Notice to Bond Buyers: We’re All Out of High-Grade NotesLisa Abramowicz
Investors are piling into junk debt this year partly because they can’t find enough higher-quality bonds for sale.
Even with issuance of investment-grade corporate bonds topping $703 billion in the U.S. this year, a record pace, it’s a fight to obtain a plain-vanilla company bond. The market is about as one-way as ever and buyers are accepting yields that are hovering around the lowest level since 2007 relative to benchmark Treasuries.
All of this is making the market less active, with average daily trading volumes falling 4 percent in the past two months, when compared with the same period last year.
In high yield, though, there’s not as much of a consensus about whether these securities are good buys. Blackstone Group LP’s Bennett Goodman said last month he was “rooting for a correction” in the market.
Some investors are willing to part with their speculative-grade holdings, so it’s easier to find such debt for sale. Daily trading in high-yield bonds has risen 23 percent to an average $7.2 billion since the end of April compared with the same period in 2013, according to Financial Industry Regulatory Authority data.
“We believe the appetite for junk is less a reflection of complacency (although there is surely some of that) as proof of a lack of quality bonds,” Christopher Low, chief economist at FTN Financial, wrote in a July 8 note to clients.
At a time when the Federal Reserve holds about a fifth of outstanding Treasuries, and insurance companies to sovereign-wealth funds are hoarding investment-grade notes, it’s getting harder to find top-tier debt to buy. Regulations demanding brokers use such creditworthy notes as collateral when trading in derivatives and repurchase markets aren’t helping either.
Mutual-fund investors are also piling in, funneling $47.4 billion into investment-grade company debt this year, according to a July 10 report by Wells Fargo & Co. strategists. That compares with total high-yield bond fund deposits of $6.6 billion.
As some buyers get pushed out of high-grade and into junk, those yields are plunging. Yields on U.S. junk notes sank to an all-time low of 5.7 percent on June 23 from 7.1 percent a year earlier, Bank of America Merrill Lynch index data show. They’re currently at 5.8 percent.
After all, speculative-grade notes seem safe enough when the Fed is holding interest rates near zero for a sixth year, seeking to galvanize growth that’s been painfully slow since the 2008 financial crisis.

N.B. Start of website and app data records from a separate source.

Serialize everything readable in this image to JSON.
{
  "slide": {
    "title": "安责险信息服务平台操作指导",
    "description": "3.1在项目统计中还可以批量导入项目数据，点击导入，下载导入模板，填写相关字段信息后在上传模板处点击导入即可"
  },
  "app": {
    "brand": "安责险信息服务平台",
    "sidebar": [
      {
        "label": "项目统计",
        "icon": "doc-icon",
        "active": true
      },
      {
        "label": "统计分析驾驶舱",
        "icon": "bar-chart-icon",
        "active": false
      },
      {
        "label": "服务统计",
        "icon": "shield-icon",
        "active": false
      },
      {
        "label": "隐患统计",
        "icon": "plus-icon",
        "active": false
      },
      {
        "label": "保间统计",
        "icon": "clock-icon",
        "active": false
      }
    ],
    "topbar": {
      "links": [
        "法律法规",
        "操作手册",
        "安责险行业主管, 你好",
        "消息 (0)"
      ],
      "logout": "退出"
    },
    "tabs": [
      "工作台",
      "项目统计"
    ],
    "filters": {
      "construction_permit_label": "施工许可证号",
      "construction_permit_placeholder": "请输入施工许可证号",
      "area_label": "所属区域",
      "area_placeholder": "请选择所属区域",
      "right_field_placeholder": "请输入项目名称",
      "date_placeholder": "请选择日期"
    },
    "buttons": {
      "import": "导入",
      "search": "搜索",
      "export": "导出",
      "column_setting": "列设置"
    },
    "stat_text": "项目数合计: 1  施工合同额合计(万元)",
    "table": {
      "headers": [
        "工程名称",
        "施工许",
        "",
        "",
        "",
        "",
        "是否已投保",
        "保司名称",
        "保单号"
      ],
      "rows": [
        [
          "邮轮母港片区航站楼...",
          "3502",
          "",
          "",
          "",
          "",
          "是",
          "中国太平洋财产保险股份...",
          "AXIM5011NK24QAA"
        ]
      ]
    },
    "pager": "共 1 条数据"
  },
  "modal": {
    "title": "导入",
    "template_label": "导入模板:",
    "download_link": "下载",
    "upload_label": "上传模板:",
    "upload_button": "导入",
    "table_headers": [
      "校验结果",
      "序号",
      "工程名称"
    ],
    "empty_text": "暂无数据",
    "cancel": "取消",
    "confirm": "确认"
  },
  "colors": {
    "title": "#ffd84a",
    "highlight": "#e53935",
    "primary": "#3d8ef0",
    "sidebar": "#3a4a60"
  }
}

Investors are buying whatever they can find, betting that it’s better to be in a broad U.S. debt market that’s returned 30 percent since the end of 2008 than to stay out -- even if they’re getting paid less and less to take on more risk.